--- Listed entries Enclosed Below ---
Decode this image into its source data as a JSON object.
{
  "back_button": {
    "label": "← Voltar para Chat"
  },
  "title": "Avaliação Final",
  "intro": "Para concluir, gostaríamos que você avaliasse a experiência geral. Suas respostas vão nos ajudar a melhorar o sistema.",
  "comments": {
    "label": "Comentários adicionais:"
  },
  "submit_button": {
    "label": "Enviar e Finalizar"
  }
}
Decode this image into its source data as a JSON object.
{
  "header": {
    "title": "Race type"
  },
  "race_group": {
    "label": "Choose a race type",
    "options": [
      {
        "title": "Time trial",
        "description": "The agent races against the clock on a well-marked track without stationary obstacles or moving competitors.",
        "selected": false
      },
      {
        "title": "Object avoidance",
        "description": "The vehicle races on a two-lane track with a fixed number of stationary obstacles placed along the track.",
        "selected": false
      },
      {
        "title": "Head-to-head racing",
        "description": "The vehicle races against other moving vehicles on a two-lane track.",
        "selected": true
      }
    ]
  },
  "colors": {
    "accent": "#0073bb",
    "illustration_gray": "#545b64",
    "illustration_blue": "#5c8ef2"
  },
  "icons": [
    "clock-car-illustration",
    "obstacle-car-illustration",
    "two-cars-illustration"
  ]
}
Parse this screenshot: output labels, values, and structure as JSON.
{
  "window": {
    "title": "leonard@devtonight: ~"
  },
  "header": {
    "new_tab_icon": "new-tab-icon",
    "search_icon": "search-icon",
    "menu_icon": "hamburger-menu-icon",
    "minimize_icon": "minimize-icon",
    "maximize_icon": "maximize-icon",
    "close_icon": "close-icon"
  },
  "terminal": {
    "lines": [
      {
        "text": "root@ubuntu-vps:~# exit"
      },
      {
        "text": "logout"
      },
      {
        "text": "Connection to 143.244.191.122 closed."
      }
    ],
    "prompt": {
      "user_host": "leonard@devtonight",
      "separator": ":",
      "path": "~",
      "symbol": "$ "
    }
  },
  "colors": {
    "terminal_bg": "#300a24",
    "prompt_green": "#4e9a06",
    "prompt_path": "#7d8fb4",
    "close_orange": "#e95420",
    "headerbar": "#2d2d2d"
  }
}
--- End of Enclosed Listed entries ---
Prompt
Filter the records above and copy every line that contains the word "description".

Solution for this exercise
        "description": "The agent races against the clock on a well-marked track without stationary obstacles or moving competitors.",
        "description": "The vehicle races on a two-lane track with a fixed number of stationary obstacles placed along the track.",
        "description": "The vehicle races against other moving vehicles on a two-lane track.",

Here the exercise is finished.